- How would you characterize the relationship between Mathilde and Mary? They showed no sign of considering it surprising that two women should form such an intense bond, but can you find signs that the relationship challenged societal norms?
- The book’s title uses the term “radical” to describe Mathilde’s relationships, in part because they were unusual and in part because of her political goals. Do you think “radical” is a useful descriptor?
- The lives of Mathilde, Mary, and Fritz show that the U.S. Civil War was connected to developments in Europe and other continents. What connections can you identify? Does focusing on those connections persuade you that Americans should change the way they view the Civil War?
- The letters both discuss and embody the ways language connects to identity. What insights do they provide into how German Americans thought about the German language when they moved to the United States and interacted with Anglo-Americans? Do you think other groups of Americans who did not (or do not) speak English well would have had similar feelings to Mathilde?
- In the letter Mathilde refers to various places as “home.” Can someone have more than one home? What would you conclude about her idea of home?
- When Mathilde and Mary lived in Zürich they were very poor, but they mixed with wealthier people and expected to be able to provide their children with certain opportunities. How would you describe their class position? How did gender, race, and ethnicity affect the household’s class status?

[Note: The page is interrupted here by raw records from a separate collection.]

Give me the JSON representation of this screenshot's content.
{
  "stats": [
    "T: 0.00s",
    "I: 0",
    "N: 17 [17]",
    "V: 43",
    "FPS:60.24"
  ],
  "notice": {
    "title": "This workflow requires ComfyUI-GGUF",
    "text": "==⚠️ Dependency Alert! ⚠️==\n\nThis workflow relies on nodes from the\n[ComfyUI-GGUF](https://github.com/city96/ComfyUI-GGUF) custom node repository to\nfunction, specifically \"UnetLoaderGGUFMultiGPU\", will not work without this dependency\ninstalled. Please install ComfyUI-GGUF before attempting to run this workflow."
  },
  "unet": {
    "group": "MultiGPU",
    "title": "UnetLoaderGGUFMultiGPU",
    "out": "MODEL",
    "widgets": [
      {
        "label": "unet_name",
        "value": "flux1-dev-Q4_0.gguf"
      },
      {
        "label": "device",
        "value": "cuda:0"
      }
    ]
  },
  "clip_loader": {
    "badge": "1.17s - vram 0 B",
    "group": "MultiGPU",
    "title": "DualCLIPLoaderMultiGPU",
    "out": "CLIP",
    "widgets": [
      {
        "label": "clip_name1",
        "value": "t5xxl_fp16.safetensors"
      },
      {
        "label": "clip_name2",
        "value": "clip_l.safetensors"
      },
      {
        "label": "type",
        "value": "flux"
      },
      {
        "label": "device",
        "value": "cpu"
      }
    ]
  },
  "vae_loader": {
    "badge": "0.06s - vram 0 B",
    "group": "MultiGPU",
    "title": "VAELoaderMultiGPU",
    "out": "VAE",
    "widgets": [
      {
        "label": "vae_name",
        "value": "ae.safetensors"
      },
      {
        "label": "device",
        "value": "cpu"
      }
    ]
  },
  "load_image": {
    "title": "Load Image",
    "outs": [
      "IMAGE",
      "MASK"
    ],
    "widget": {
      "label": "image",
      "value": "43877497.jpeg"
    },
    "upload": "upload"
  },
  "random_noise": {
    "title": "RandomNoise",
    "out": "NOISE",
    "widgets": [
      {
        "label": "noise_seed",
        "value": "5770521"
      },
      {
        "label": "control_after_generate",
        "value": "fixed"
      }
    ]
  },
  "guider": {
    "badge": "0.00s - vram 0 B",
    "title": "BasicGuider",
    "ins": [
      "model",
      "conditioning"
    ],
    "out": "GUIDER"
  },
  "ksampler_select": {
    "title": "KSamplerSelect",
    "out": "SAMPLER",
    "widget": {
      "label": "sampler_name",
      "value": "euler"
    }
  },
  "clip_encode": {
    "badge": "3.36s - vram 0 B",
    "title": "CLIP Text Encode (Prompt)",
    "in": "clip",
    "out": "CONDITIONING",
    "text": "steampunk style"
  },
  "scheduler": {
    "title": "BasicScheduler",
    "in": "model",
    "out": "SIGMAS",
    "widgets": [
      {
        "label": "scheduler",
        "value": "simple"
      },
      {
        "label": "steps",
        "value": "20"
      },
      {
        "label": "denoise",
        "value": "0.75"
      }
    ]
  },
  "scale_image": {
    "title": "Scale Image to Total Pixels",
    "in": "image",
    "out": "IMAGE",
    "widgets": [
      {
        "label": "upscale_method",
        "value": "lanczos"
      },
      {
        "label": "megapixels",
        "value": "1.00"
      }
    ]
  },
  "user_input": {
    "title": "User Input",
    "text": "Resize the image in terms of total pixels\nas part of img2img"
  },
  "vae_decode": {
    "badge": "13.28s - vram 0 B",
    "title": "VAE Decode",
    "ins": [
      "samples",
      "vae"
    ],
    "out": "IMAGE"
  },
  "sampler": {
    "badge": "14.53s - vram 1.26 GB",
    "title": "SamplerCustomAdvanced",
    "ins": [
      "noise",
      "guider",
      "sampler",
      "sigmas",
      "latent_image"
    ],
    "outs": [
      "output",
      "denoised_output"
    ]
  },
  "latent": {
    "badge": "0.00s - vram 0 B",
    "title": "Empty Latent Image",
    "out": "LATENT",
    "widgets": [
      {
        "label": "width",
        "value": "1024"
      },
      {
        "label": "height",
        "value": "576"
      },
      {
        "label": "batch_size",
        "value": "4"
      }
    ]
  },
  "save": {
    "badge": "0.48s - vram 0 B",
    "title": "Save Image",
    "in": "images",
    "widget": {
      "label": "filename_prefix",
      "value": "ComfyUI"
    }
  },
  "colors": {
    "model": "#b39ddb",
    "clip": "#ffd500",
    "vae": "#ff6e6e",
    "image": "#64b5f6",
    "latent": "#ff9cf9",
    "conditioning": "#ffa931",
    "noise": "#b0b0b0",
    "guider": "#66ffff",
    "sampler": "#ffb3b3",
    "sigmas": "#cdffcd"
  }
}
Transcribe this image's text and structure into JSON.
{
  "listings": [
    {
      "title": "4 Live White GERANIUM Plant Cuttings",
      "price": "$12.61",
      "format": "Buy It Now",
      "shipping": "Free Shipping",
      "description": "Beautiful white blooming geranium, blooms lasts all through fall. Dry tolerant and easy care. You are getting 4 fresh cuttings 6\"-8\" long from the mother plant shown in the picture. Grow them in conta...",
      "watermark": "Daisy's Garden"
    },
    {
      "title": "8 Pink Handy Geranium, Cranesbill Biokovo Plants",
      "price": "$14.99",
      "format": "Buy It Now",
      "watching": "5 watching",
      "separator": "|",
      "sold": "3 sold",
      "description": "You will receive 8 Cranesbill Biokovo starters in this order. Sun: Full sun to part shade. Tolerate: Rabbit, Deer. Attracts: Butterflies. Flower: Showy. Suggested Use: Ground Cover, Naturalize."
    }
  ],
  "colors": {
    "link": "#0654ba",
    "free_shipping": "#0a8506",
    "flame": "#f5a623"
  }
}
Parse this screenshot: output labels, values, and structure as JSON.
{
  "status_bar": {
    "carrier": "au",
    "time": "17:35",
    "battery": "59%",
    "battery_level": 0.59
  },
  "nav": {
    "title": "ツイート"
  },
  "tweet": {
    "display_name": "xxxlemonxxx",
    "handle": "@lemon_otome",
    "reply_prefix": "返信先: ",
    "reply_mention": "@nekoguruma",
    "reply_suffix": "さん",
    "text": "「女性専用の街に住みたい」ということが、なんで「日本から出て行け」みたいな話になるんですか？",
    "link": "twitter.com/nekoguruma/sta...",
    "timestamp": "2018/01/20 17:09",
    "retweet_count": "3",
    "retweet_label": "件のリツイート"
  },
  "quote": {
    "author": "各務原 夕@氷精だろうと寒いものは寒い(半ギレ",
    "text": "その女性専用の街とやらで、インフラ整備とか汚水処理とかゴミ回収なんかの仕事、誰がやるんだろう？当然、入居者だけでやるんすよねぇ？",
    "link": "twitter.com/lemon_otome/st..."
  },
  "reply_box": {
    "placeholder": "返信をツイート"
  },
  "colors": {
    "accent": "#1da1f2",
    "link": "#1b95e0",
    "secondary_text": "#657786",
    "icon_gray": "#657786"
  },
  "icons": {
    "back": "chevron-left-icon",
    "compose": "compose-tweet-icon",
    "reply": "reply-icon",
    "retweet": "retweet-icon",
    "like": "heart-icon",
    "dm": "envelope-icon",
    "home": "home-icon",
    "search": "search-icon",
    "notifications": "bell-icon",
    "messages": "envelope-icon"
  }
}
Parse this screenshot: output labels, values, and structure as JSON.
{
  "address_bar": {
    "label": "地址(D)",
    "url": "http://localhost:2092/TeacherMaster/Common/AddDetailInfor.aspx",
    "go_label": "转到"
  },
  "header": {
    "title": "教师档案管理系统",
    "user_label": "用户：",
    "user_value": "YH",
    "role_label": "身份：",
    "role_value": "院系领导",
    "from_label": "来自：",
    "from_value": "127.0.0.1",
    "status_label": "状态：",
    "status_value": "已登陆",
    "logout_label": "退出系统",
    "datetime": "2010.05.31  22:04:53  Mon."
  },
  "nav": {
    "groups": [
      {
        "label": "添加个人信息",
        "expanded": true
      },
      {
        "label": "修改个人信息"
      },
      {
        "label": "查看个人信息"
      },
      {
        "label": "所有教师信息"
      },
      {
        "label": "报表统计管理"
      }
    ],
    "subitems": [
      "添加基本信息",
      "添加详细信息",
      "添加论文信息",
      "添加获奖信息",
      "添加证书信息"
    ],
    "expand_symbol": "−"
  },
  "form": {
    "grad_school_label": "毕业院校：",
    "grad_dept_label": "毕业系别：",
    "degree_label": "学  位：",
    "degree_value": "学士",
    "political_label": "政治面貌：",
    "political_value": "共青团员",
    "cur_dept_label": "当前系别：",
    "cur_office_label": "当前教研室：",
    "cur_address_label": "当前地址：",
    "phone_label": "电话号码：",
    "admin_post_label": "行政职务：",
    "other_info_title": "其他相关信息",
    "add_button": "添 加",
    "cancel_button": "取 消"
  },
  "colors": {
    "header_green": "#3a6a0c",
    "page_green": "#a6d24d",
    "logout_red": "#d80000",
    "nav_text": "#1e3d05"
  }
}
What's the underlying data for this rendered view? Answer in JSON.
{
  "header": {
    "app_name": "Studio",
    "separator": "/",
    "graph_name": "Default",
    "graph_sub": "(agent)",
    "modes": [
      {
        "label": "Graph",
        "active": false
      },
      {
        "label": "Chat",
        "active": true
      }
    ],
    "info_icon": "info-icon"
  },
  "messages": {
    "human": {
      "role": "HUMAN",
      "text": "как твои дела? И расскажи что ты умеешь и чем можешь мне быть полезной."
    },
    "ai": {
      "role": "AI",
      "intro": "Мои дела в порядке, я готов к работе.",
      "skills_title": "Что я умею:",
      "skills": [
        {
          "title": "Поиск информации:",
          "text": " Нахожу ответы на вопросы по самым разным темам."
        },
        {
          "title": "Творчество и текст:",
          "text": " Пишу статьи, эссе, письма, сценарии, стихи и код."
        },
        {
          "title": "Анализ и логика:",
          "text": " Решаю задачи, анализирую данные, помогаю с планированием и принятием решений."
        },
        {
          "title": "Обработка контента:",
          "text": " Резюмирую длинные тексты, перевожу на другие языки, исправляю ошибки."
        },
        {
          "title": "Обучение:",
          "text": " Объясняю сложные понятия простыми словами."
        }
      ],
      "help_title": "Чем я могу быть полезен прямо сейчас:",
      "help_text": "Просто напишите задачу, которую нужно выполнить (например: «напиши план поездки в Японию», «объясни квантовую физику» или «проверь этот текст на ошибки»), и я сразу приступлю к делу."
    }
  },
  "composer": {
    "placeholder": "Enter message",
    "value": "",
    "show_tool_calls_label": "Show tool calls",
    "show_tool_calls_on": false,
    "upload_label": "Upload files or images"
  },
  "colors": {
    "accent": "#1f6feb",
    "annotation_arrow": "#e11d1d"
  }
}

- Mathilde and Mary focus a lot on their children, but how do you think the children themselves would have described the years between 1859 and 1865? You might consider Hertha, Percy, and Lillian, as well as Fanny or Mary Ella.